• [TASK INPUTS]:
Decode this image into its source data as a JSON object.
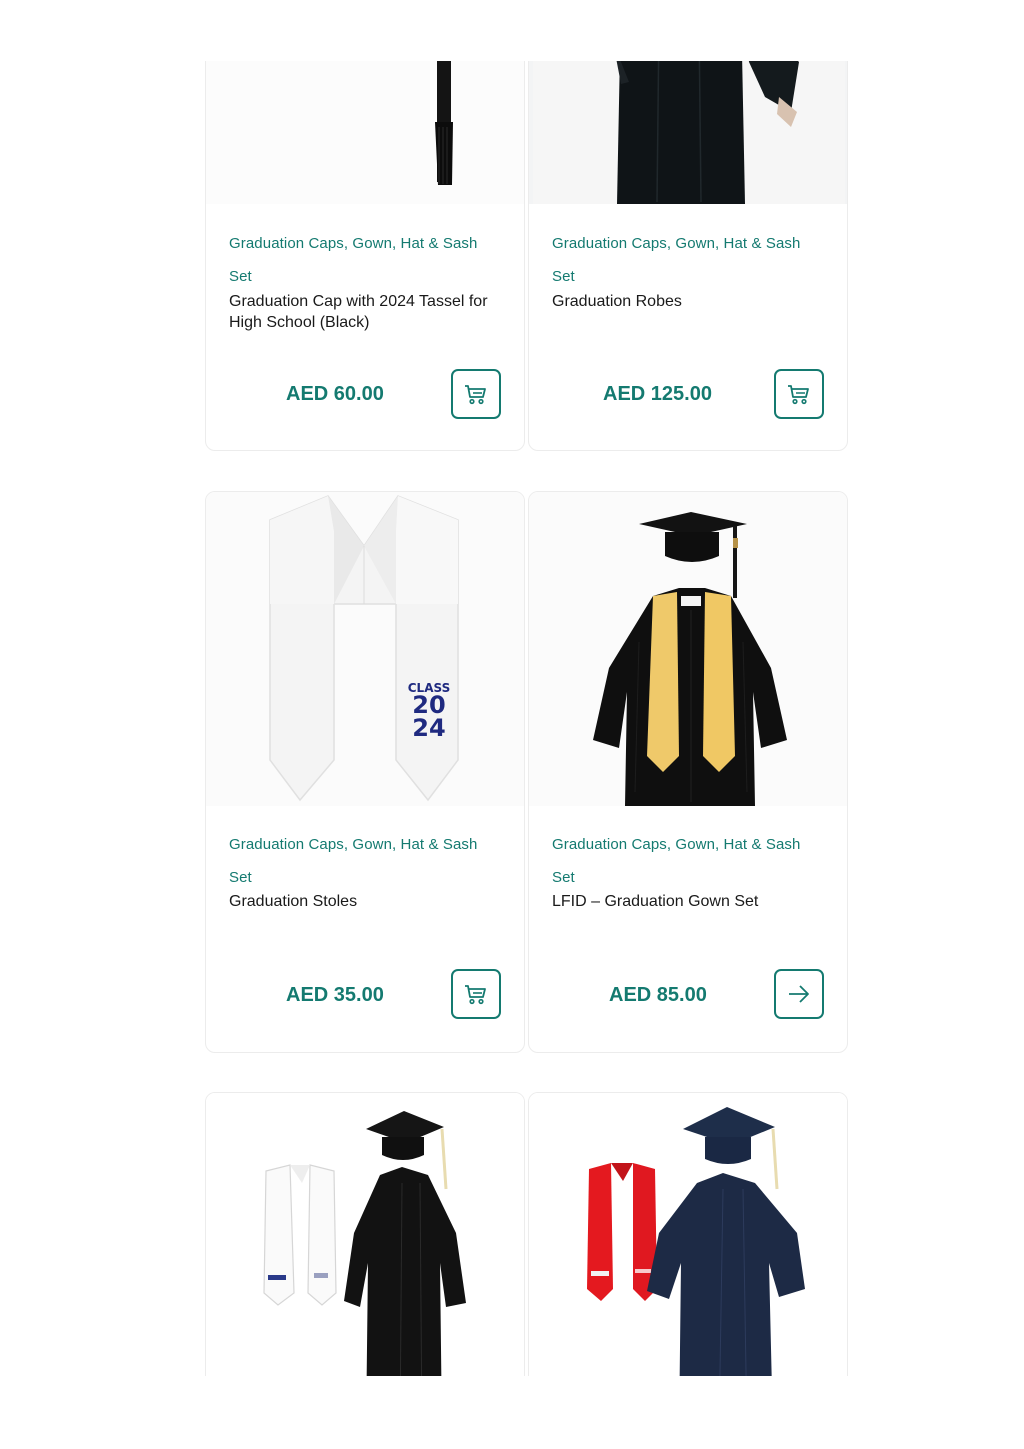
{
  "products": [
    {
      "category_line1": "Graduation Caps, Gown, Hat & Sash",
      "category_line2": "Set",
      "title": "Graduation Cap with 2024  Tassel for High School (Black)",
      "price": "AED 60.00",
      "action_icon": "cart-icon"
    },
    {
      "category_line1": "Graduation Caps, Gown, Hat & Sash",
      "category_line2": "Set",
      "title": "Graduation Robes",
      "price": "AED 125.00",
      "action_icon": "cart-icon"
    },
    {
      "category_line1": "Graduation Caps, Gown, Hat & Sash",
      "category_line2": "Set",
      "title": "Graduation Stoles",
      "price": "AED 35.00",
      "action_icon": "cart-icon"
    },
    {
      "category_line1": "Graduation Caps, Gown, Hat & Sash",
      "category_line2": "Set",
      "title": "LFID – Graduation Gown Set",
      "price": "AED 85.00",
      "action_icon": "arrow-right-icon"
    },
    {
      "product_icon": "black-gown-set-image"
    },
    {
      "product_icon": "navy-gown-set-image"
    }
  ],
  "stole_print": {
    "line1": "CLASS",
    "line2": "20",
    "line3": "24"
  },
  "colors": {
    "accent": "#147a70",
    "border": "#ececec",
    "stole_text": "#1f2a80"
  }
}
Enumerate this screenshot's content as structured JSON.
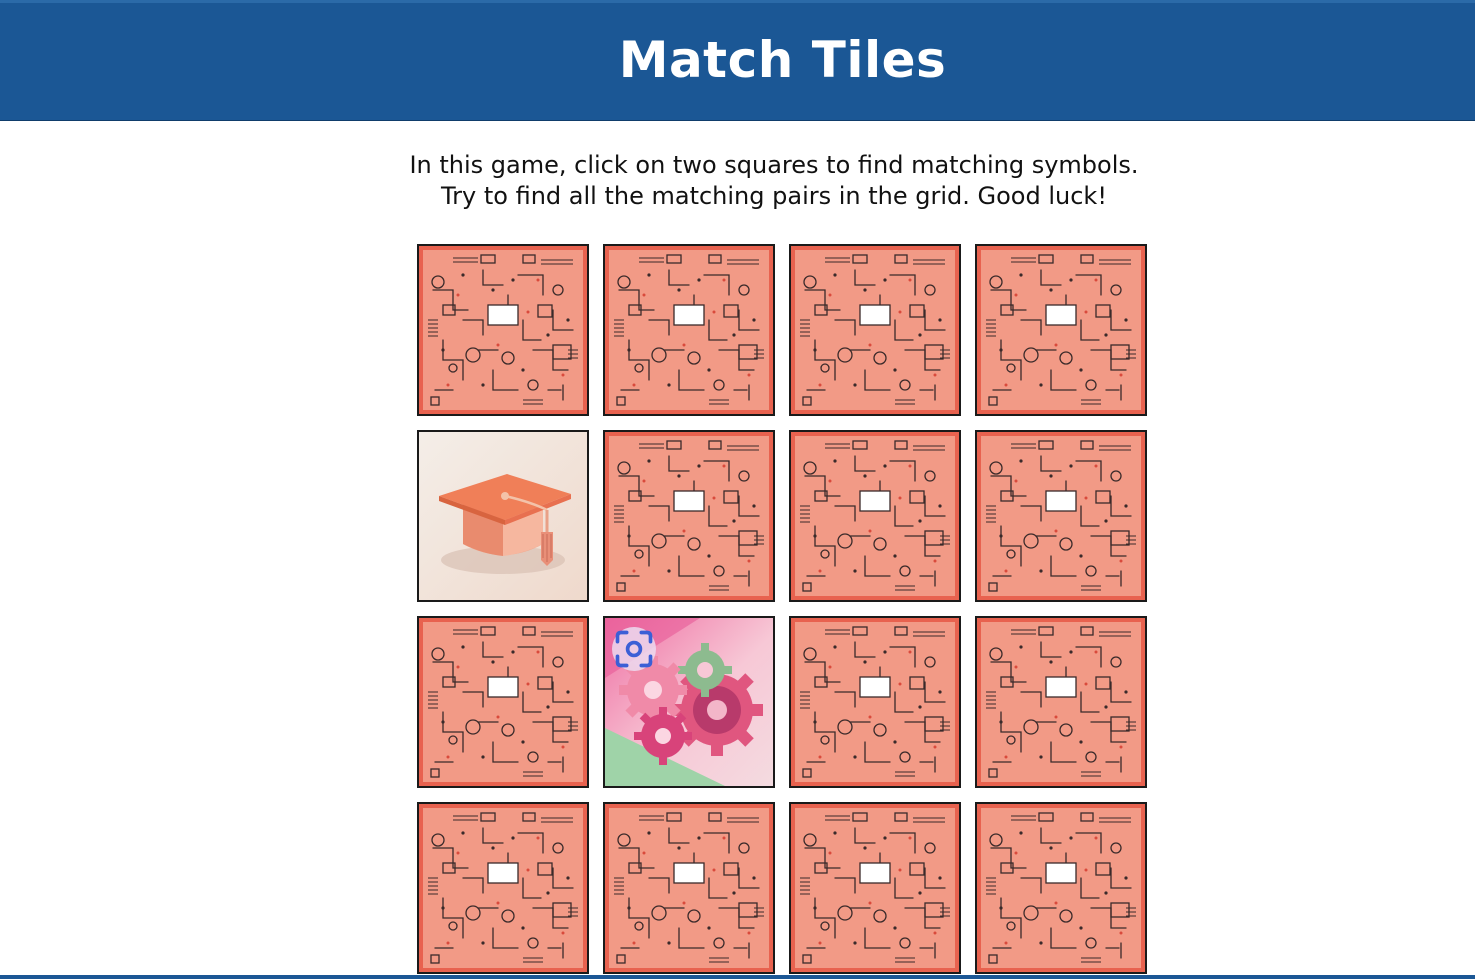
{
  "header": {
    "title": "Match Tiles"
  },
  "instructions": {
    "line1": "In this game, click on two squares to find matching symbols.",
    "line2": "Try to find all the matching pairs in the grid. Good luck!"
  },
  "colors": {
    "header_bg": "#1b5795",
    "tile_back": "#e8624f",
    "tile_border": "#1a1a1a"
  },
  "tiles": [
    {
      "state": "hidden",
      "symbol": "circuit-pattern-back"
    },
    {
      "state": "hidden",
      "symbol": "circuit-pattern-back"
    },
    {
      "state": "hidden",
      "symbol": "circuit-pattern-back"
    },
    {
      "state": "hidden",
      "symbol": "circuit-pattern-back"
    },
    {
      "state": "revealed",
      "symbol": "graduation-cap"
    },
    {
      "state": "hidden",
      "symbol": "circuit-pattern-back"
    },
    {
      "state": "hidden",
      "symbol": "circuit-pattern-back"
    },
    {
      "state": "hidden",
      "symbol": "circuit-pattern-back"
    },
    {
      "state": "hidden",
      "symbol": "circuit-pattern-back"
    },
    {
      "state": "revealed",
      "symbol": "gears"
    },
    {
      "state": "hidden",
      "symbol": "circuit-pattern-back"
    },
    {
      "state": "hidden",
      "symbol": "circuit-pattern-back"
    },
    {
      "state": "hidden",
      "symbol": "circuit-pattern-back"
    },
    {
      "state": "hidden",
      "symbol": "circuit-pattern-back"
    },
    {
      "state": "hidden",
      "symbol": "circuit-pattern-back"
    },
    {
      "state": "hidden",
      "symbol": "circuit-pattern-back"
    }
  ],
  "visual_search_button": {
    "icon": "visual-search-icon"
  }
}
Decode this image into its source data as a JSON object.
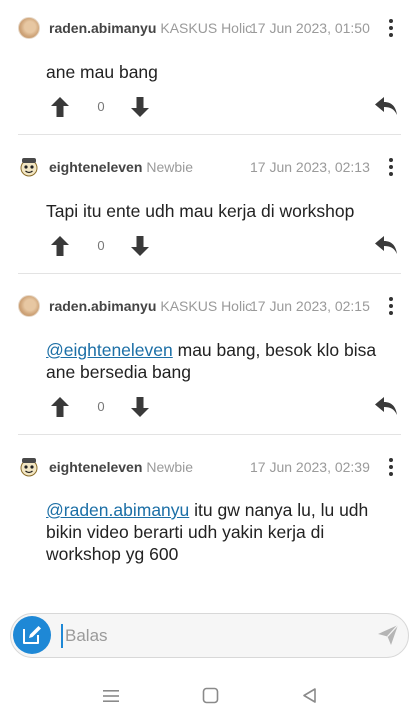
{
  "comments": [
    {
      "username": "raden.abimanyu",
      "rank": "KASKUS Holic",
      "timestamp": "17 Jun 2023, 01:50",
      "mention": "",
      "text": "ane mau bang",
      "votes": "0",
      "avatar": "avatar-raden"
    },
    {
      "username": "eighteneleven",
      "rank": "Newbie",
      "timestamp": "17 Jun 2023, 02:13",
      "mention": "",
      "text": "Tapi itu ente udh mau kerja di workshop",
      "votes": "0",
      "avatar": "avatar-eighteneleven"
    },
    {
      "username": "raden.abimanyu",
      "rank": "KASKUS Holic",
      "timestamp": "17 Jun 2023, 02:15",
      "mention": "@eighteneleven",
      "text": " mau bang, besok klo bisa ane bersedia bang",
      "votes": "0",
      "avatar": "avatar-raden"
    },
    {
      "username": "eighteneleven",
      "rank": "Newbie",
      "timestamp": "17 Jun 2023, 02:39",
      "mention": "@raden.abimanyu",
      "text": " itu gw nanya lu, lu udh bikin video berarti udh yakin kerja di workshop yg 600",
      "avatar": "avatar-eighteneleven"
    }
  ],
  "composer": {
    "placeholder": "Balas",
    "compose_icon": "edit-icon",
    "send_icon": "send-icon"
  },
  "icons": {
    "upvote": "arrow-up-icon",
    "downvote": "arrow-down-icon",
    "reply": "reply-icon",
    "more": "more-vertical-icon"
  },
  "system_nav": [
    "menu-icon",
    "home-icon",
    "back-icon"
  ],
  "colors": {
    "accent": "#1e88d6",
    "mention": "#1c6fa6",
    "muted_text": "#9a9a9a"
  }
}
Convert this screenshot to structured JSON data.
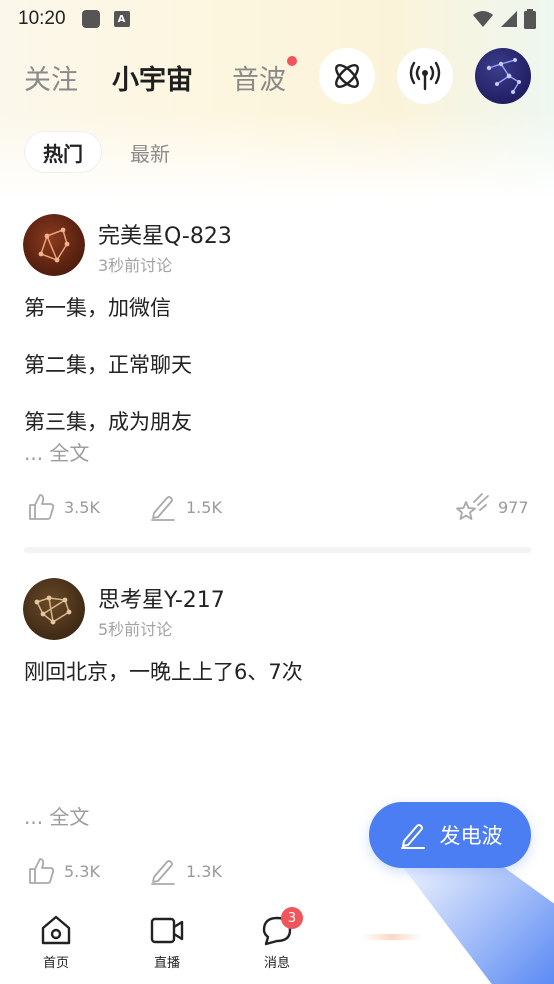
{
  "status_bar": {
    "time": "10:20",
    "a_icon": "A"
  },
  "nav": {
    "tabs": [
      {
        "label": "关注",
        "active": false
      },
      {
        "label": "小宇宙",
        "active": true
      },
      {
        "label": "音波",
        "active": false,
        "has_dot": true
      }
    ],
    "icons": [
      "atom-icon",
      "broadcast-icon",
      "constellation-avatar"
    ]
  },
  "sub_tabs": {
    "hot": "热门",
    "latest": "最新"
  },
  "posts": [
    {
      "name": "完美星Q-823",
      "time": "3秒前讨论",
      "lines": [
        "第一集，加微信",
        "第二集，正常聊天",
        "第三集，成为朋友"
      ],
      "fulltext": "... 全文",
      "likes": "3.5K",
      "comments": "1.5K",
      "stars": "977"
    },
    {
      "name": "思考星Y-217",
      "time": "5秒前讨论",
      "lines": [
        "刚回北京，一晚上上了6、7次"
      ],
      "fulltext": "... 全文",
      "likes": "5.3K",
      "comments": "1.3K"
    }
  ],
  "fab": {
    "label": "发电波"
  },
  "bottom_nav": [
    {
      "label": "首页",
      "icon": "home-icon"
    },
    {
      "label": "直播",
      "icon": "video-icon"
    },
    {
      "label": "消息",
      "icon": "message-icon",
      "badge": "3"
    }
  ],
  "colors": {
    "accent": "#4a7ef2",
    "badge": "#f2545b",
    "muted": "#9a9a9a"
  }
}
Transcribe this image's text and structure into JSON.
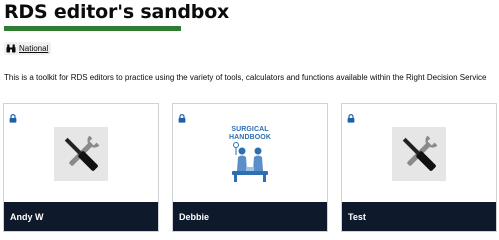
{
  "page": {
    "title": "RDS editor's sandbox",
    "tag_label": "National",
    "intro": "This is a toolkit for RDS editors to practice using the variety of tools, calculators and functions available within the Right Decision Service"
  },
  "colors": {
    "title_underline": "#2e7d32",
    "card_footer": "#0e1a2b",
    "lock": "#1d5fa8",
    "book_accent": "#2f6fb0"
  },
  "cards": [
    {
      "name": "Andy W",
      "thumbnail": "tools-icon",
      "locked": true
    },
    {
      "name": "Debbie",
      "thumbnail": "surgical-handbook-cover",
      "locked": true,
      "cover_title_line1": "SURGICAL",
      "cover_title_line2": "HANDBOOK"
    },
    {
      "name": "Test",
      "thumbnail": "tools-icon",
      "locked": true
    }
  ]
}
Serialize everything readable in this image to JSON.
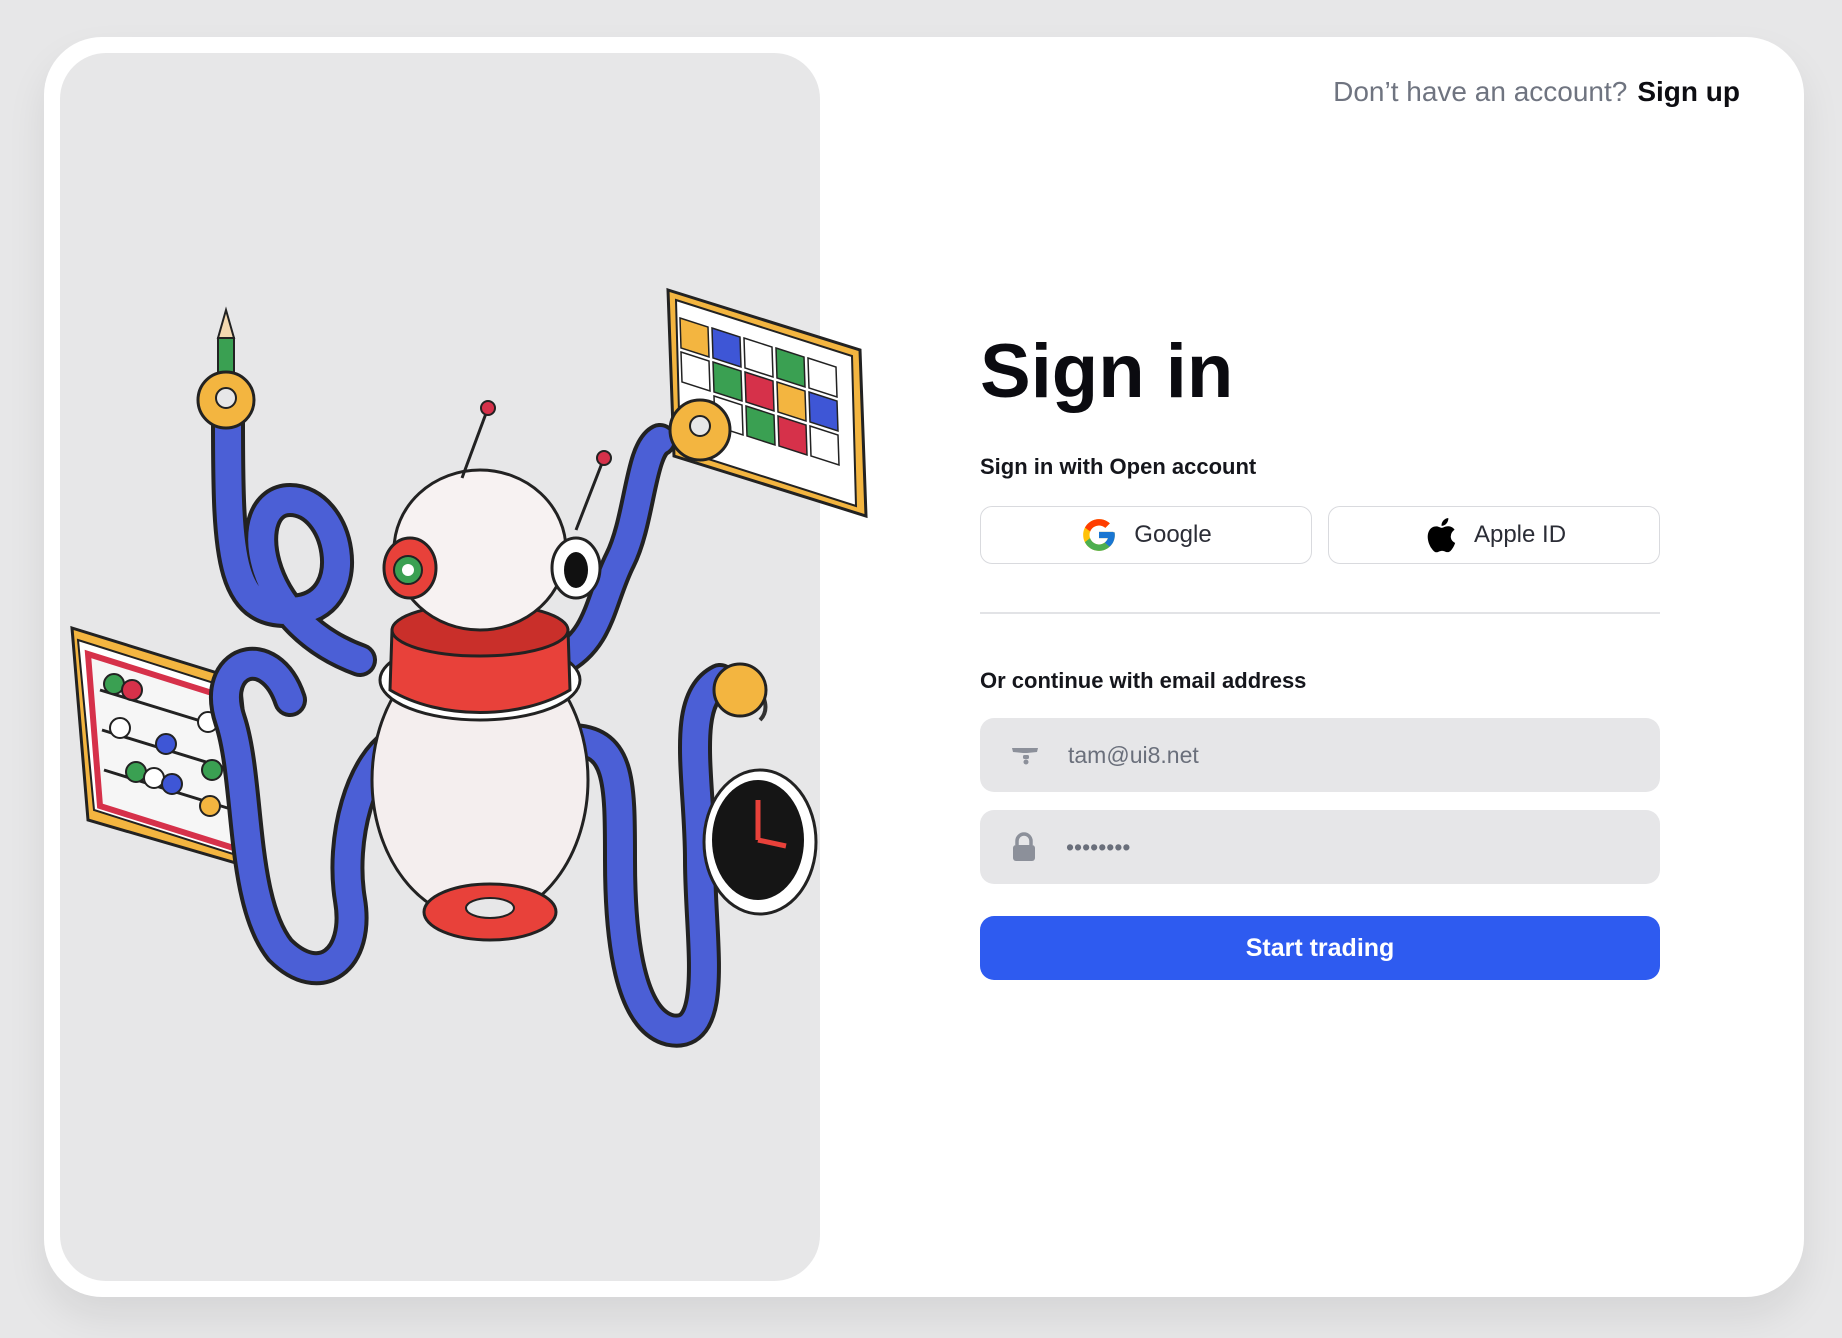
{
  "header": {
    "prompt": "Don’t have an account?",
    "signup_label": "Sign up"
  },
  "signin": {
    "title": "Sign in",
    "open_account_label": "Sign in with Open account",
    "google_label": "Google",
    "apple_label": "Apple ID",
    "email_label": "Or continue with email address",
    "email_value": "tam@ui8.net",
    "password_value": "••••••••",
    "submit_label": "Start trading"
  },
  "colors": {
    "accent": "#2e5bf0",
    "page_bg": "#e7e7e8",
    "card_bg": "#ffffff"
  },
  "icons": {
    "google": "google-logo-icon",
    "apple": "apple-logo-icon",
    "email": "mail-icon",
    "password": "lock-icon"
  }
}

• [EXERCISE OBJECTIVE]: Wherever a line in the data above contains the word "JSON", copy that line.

• [ANSWER BOX]:
Decode this image into its source data as a JSON object.
Enumerate this screenshot's content as structured JSON.
Decode this image into its source data as a JSON object.
Convert this screenshot to structured JSON data.
Transcribe this image's text and structure into JSON.
Serialize everything readable in this image to JSON.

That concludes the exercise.